Executive summary:

Four groups of 10 male and 10 female Sprague-Dawley rats were dosed orally by gavage once daily at levels of 0, 100, 300 and 1000 mg/kg/day. The vehicle was corn oil. The males were treated for 2 weeks prior to mating, through until necropsy after at least 4 weeks of treatment. Females were treated for 2 weeks prior to mating, then through mating, gestation until at least Day 4 of lactation

Endpoint conclusion
Endpoint conclusion:
no adverse effect observed
Dose descriptor:
1 000 mg/kg bw/day
Study duration:

Repeated dose toxicity: inhalation - systemic effects

Endpoint conclusion
Endpoint conclusion:
no study available

Repeated dose toxicity: inhalation - local effects

Endpoint conclusion
Endpoint conclusion:
no study available

Repeated dose toxicity: dermal - systemic effects

Endpoint conclusion
Endpoint conclusion:
no study available

Repeated dose toxicity: dermal - local effects

Endpoint conclusion
Endpoint conclusion:
no study available

Additional information

A sub-chronic toxicity study (90 days) is not proposed by the registrant because the frequency and duration of human exposure indicates that a longer term study is not appropriate; the exposure to the substance is likely in the working scenario, where exposure of worker to biodiesel is pertinent only for accidental dermal route, and RMM are already applied. Inhalation route is not considered due to the physical chemical properties of the substance.

Furthermore the substance don't have dangerous properties that cannot be detected in a short-term toxicity study; accumulation of the substance or its metabolites in certain tissues or organs which would possibly remain undetected in a shortterm

toxicity study don't are liable to result in adverse effects after prolonged exposure. They enter in the endogen metabolism of fatty acids and fatty acid methyl esters that can be accumulated or released by tissues on demand.

A NOAEL can be established because of the absence of adverse effect both in 28 and 90 days. Route to route estrapolation can be done from oral to dermal.

Justification for classification or non-classification

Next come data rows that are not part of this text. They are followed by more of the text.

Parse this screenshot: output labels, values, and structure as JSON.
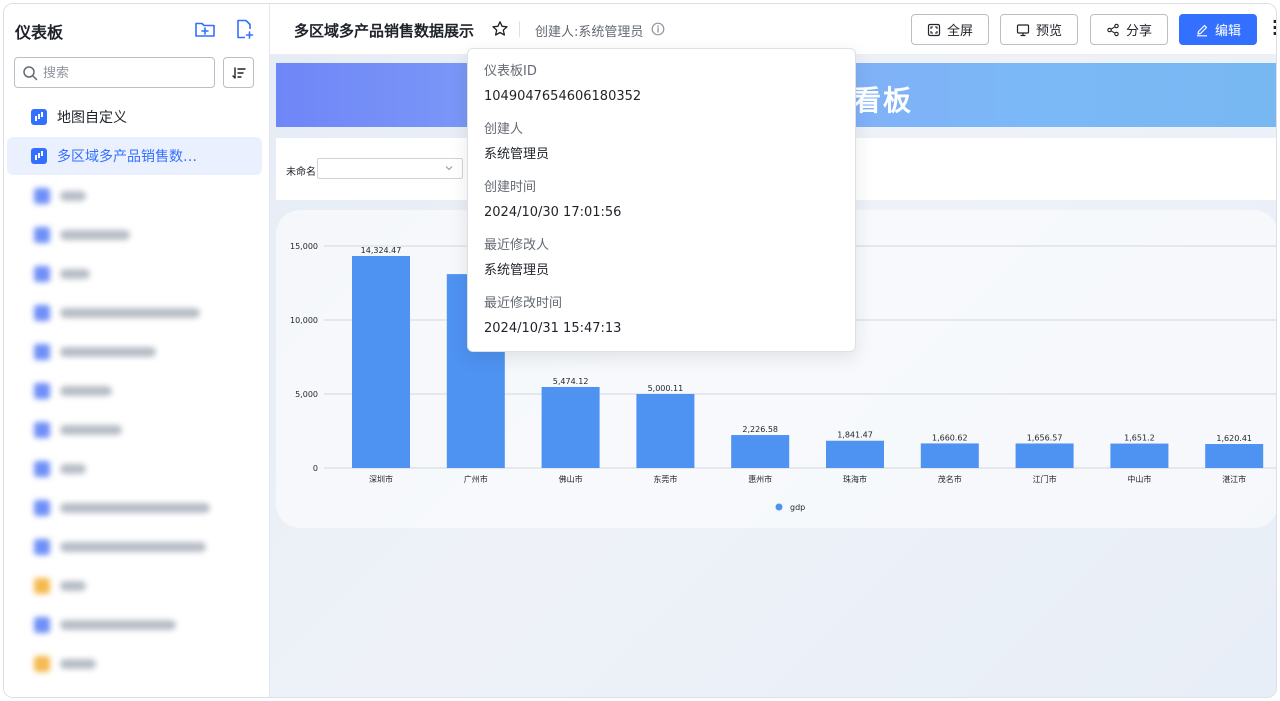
{
  "sidebar": {
    "title": "仪表板",
    "search_placeholder": "搜索",
    "items": [
      {
        "label": "地图自定义",
        "active": false
      },
      {
        "label": "多区域多产品销售数据...",
        "active": true
      }
    ]
  },
  "header": {
    "title": "多区域多产品销售数据展示",
    "creator": "创建人:系统管理员",
    "buttons": {
      "fullscreen": "全屏",
      "preview": "预览",
      "share": "分享",
      "edit": "编辑"
    }
  },
  "dashboard": {
    "banner_title": "看板",
    "filter_label": "未命名"
  },
  "popover": {
    "fields": [
      {
        "label": "仪表板ID",
        "value": "1049047654606180352"
      },
      {
        "label": "创建人",
        "value": "系统管理员"
      },
      {
        "label": "创建时间",
        "value": "2024/10/30 17:01:56"
      },
      {
        "label": "最近修改人",
        "value": "系统管理员"
      },
      {
        "label": "最近修改时间",
        "value": "2024/10/31 15:47:13"
      }
    ]
  },
  "colors": {
    "primary": "#3370ff",
    "bar": "#4e92f2"
  },
  "chart_data": {
    "type": "bar",
    "categories": [
      "深圳市",
      "广州市",
      "佛山市",
      "东莞市",
      "惠州市",
      "珠海市",
      "茂名市",
      "江门市",
      "中山市",
      "湛江市"
    ],
    "series": [
      {
        "name": "gdp",
        "values": [
          14324.47,
          13100,
          5474.12,
          5000.11,
          2226.58,
          1841.47,
          1660.62,
          1656.57,
          1651.2,
          1620.41
        ]
      }
    ],
    "value_labels": [
      "14,324.47",
      "13,1",
      "5,474.12",
      "5,000.11",
      "2,226.58",
      "1,841.47",
      "1,660.62",
      "1,656.57",
      "1,651.2",
      "1,620.41"
    ],
    "yticks": [
      "0",
      "5,000",
      "10,000",
      "15,000"
    ],
    "ylim": [
      0,
      15000
    ],
    "legend": "bottom-center"
  }
}
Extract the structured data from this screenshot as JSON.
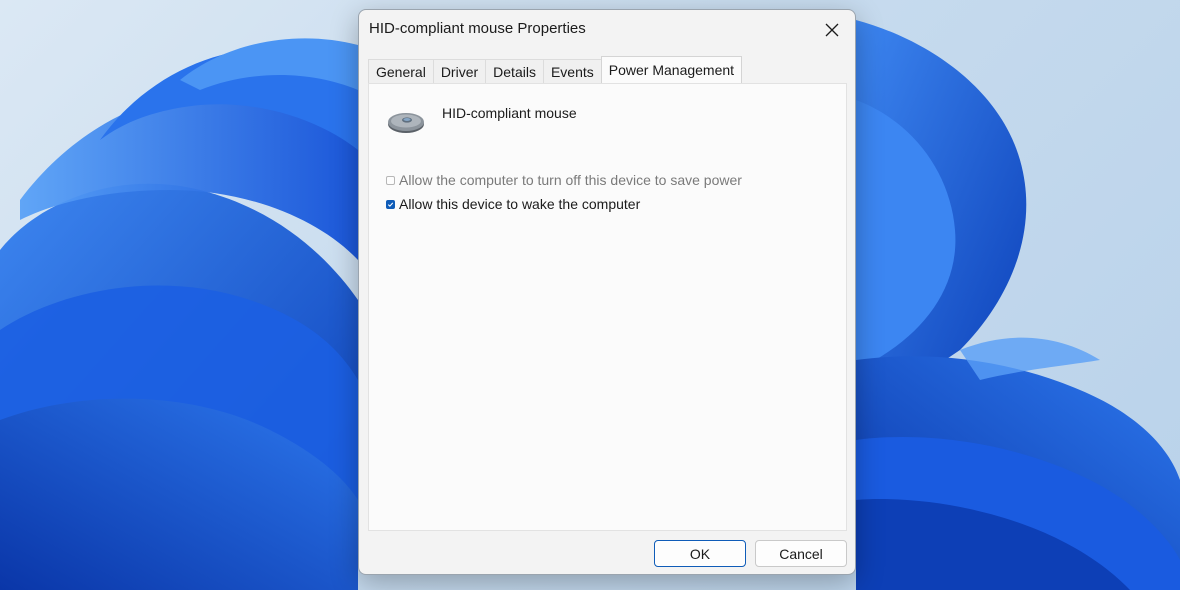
{
  "dialog": {
    "title": "HID-compliant mouse Properties",
    "close_icon": "close-icon"
  },
  "tabs": [
    {
      "label": "General",
      "active": false
    },
    {
      "label": "Driver",
      "active": false
    },
    {
      "label": "Details",
      "active": false
    },
    {
      "label": "Events",
      "active": false
    },
    {
      "label": "Power Management",
      "active": true
    }
  ],
  "device": {
    "icon": "mouse-icon",
    "name": "HID-compliant mouse"
  },
  "options": [
    {
      "label": "Allow the computer to turn off this device to save power",
      "checked": false,
      "enabled": false
    },
    {
      "label": "Allow this device to wake the computer",
      "checked": true,
      "enabled": true
    }
  ],
  "buttons": {
    "ok": "OK",
    "cancel": "Cancel"
  },
  "colors": {
    "accent": "#0f5cb8",
    "wallpaper_blue": "#1a5fe0"
  }
}
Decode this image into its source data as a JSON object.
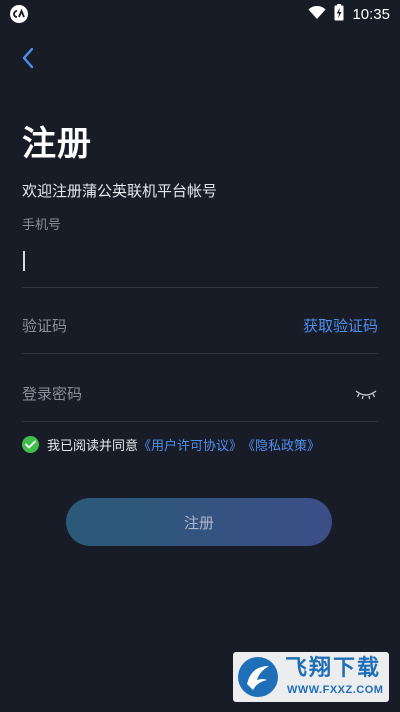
{
  "status_bar": {
    "time": "10:35",
    "app_icon": "app-badge-icon",
    "wifi_icon": "wifi-icon",
    "battery_icon": "battery-charging-icon"
  },
  "header": {
    "back_icon": "chevron-left-icon",
    "title": "注册",
    "subtitle": "欢迎注册蒲公英联机平台帐号"
  },
  "form": {
    "phone": {
      "label": "手机号",
      "value": "",
      "placeholder": ""
    },
    "code": {
      "placeholder": "验证码",
      "get_code_label": "获取验证码"
    },
    "password": {
      "placeholder": "登录密码",
      "toggle_icon": "eye-closed-icon"
    },
    "agreement": {
      "checked": true,
      "text": "我已阅读并同意",
      "user_agreement_link": "《用户许可协议》",
      "privacy_link": "《隐私政策》"
    },
    "submit_label": "注册"
  },
  "watermark": {
    "title": "飞翔下载",
    "url": "WWW.FXXZ.COM"
  },
  "colors": {
    "background": "#181c27",
    "accent_link": "#4e8ff0",
    "check_green": "#3fbf4a",
    "button_gradient_start": "#2a5a78",
    "button_gradient_end": "#3c4e86"
  }
}
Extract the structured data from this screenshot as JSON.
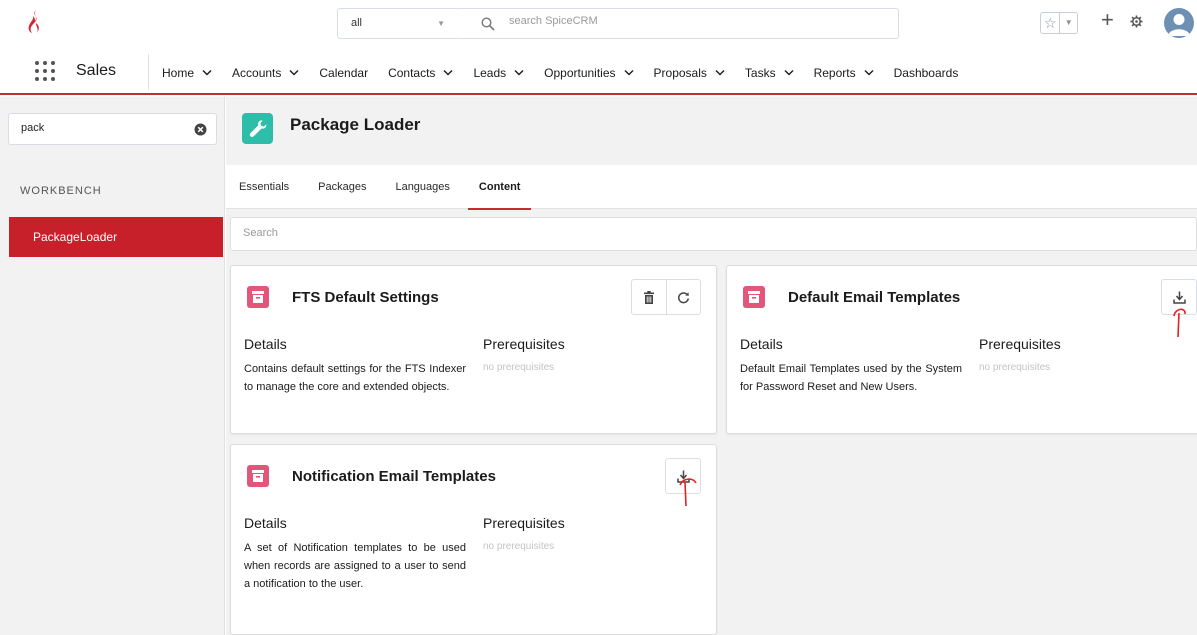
{
  "header": {
    "scope_select": "all",
    "search_placeholder": "search SpiceCRM"
  },
  "nav": {
    "app_name": "Sales",
    "items": [
      {
        "label": "Home",
        "dropdown": true
      },
      {
        "label": "Accounts",
        "dropdown": true
      },
      {
        "label": "Calendar",
        "dropdown": false
      },
      {
        "label": "Contacts",
        "dropdown": true
      },
      {
        "label": "Leads",
        "dropdown": true
      },
      {
        "label": "Opportunities",
        "dropdown": true
      },
      {
        "label": "Proposals",
        "dropdown": true
      },
      {
        "label": "Tasks",
        "dropdown": true
      },
      {
        "label": "Reports",
        "dropdown": true
      },
      {
        "label": "Dashboards",
        "dropdown": false
      }
    ]
  },
  "sidebar": {
    "search_value": "pack",
    "heading": "WORKBENCH",
    "items": [
      {
        "label": "PackageLoader",
        "active": true
      }
    ]
  },
  "page": {
    "title": "Package Loader",
    "tabs": [
      {
        "label": "Essentials",
        "active": false
      },
      {
        "label": "Packages",
        "active": false
      },
      {
        "label": "Languages",
        "active": false
      },
      {
        "label": "Content",
        "active": true
      }
    ],
    "search_placeholder": "Search"
  },
  "cards": [
    {
      "title": "FTS Default Settings",
      "details_label": "Details",
      "prereq_label": "Prerequisites",
      "description": "Contains default settings for the FTS Indexer to manage the core and extended objects.",
      "prerequisites": "no prerequisites",
      "actions": [
        "delete-icon",
        "refresh-icon"
      ]
    },
    {
      "title": "Default Email Templates",
      "details_label": "Details",
      "prereq_label": "Prerequisites",
      "description": "Default Email Templates used by the System for Password Reset and New Users.",
      "prerequisites": "no prerequisites",
      "actions": [
        "download-icon"
      ]
    },
    {
      "title": "Notification Email Templates",
      "details_label": "Details",
      "prereq_label": "Prerequisites",
      "description": "A set of Notification templates to be used when records are assigned to a user to send a notification to the user.",
      "prerequisites": "no prerequisites",
      "actions": [
        "download-icon"
      ]
    }
  ],
  "colors": {
    "accent": "#c32d32",
    "sidebar_active": "#c8202a",
    "page_icon": "#2ebda9",
    "card_icon": "#e2567a"
  }
}
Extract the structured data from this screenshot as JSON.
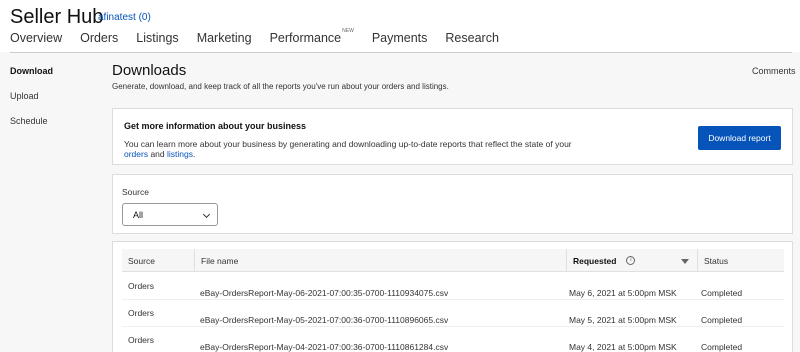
{
  "header": {
    "app_title": "Seller Hub",
    "user": "afinatest (0)"
  },
  "nav": {
    "items": [
      {
        "label": "Overview"
      },
      {
        "label": "Orders"
      },
      {
        "label": "Listings"
      },
      {
        "label": "Marketing"
      },
      {
        "label": "Performance",
        "badge": "NEW"
      },
      {
        "label": "Payments"
      },
      {
        "label": "Research"
      }
    ]
  },
  "sidebar": {
    "items": [
      {
        "label": "Download",
        "active": true
      },
      {
        "label": "Upload"
      },
      {
        "label": "Schedule"
      }
    ]
  },
  "page": {
    "title": "Downloads",
    "description": "Generate, download, and keep track of all the reports you've run about your orders and listings.",
    "comments_label": "Comments"
  },
  "info_card": {
    "title": "Get more information about your business",
    "text_before": "You can learn more about your business by generating and downloading up-to-date reports that reflect the state of your ",
    "link_orders": "orders",
    "text_and": " and ",
    "link_listings": "listings",
    "text_end": ".",
    "button_label": "Download report"
  },
  "filter": {
    "label": "Source",
    "selected": "All"
  },
  "table": {
    "columns": {
      "source": "Source",
      "file_name": "File name",
      "requested": "Requested",
      "status": "Status"
    },
    "rows": [
      {
        "source": "Orders",
        "file_name": "eBay-OrdersReport-May-06-2021-07:00:35-0700-1110934075.csv",
        "requested": "May 6, 2021 at 5:00pm MSK",
        "status": "Completed"
      },
      {
        "source": "Orders",
        "file_name": "eBay-OrdersReport-May-05-2021-07:00:36-0700-1110896065.csv",
        "requested": "May 5, 2021 at 5:00pm MSK",
        "status": "Completed"
      },
      {
        "source": "Orders",
        "file_name": "eBay-OrdersReport-May-04-2021-07:00:36-0700-1110861284.csv",
        "requested": "May 4, 2021 at 5:00pm MSK",
        "status": "Completed"
      }
    ]
  },
  "colors": {
    "primary_button": "#0654ba",
    "link": "#0654ba"
  }
}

Classification for STOT is relevant where significant toxic effects are seen from single or repeated dose studies. No such significant toxicity is seen in all available studies

No classification for STOT is warrented at present under 67/548/EEC or Regulation 1272/2008.